Malpractice consists of those acts which undermine the integrity and validity of assessment, the certification of qualifications and/or damage the authority of those responsible for conducting the assessment and certification.
What can constitute a malpractice but this list is not exclusive:
• failing to keep any mark schemes secure
• alteration of any mark schemes
• alteration of assessment and grading criteria
• assisting learners in the production of work for assessment, where the support has the potential to influence the outcomes of assessment, for example where the assistance involves staff producing work for the learner
• producing falsified witness statements, for example for evidence the learner has not generated
• allowing evidence, which is known by the staff member not to be the learner’s own, to be included in a learner’s assignment/task/portfolio/ coursework
• facilitating and allowing impersonation
• misusing the conditions for special learner requirements, for example where learners are permitted support, such as an amanuensis, this is permissible up to the point where the support has the potential to
• influence the outcome of the assessment
• failing to keep learner computer files secure
• falsifying records/certificates, for example by alteration, substitution, or by fraud
• fraudulent certificate claims, that is claiming for a certificate prior to the learner completing all the requirements of assessment
• failing to keep assessment/examination/test papers secure prior to the assessment/examination/test
• obtaining unauthorised access to assessment/examination/test material prior to an assessment/examination/test.
• inaccurate, fraudulent or early registration or certificate claim
• Plagiarism, learner will be required to re-submit their work in such case.
Suspected malpractice and Malpractice reported by others
Where there is suspected malpractice or malpractice being reported to our organisation, the matter will be investigated immediately.
Head of Centre will be informed and will be expected to:
• to ensure that if it is necessary to delegate an investigation to a member of staff, the member of staff chosen is independent, and not connected to the department involved in the suspected malpractice. This is to avoid conflicts of interest which can otherwise compromise the investigation;
• to respond speedily and openly to all requests for an investigation into an allegation of malpractice, as this is in the best interests of centre staff, candidates and any others involved;
• to co-operate and to ensure their staff co-operate fully with an enquiry into an allegation of malpractice, whether the centre is directly involved in the case or not;
• Seek support from the awarding body and external verifier should the need arise
• Maintain constant communication and reporting the final findings and action taken to the awarding body and other relevant institution.
• Depending on the malpractice the matter will be discussed during staff meeting to raise awareness and take action accordingly to maintain the integrity of the assessment and verification process.
All parties involved will be investigated separately whilst maintaining confidentiality.
If an individual may have been involved in act of malpractice, he/she will be given the opportunity to respond (preferably in writing) to the allegations made.
If staff is found guilty of malpractice, then the consequence will depend on how severe is the malpractice where the verdict will be either guilty or not guilty and range from disciplinary actions to dismissal.
After the decision is taken the staff(s) being investigated have the right to appeal and use a representative if need be. This has to be done with in 10 working days of receiving the decision.
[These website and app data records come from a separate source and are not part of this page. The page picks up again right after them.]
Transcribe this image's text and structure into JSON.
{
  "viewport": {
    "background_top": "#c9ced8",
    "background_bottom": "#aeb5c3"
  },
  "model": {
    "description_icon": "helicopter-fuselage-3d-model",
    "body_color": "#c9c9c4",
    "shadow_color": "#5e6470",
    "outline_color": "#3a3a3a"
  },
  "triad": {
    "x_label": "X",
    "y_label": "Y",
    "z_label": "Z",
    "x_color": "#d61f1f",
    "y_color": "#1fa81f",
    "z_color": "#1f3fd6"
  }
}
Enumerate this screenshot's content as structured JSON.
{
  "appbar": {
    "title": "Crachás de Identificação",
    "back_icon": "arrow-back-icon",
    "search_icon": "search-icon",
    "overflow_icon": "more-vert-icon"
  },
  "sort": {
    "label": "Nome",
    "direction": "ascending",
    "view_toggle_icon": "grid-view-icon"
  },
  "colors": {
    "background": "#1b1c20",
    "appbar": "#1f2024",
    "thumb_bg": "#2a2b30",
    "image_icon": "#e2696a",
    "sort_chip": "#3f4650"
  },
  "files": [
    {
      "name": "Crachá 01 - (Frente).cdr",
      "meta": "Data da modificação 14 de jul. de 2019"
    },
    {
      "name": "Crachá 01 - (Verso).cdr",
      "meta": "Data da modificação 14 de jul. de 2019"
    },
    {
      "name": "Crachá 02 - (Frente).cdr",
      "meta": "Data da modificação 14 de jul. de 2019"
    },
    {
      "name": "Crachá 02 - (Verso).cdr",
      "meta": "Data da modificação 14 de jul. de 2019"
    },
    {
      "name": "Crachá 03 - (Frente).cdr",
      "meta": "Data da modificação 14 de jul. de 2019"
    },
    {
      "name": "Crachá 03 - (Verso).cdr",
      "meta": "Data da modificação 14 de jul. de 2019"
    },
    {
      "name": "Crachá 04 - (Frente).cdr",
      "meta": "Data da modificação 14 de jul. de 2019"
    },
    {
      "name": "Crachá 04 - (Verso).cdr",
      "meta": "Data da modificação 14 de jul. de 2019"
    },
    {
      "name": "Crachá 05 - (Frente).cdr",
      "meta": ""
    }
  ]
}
This has to be done through the complaint and appeal form.
All the investigation will be fully documented.
As a centre we will make use of plagiarism software as required to identify any instances of such occurrences.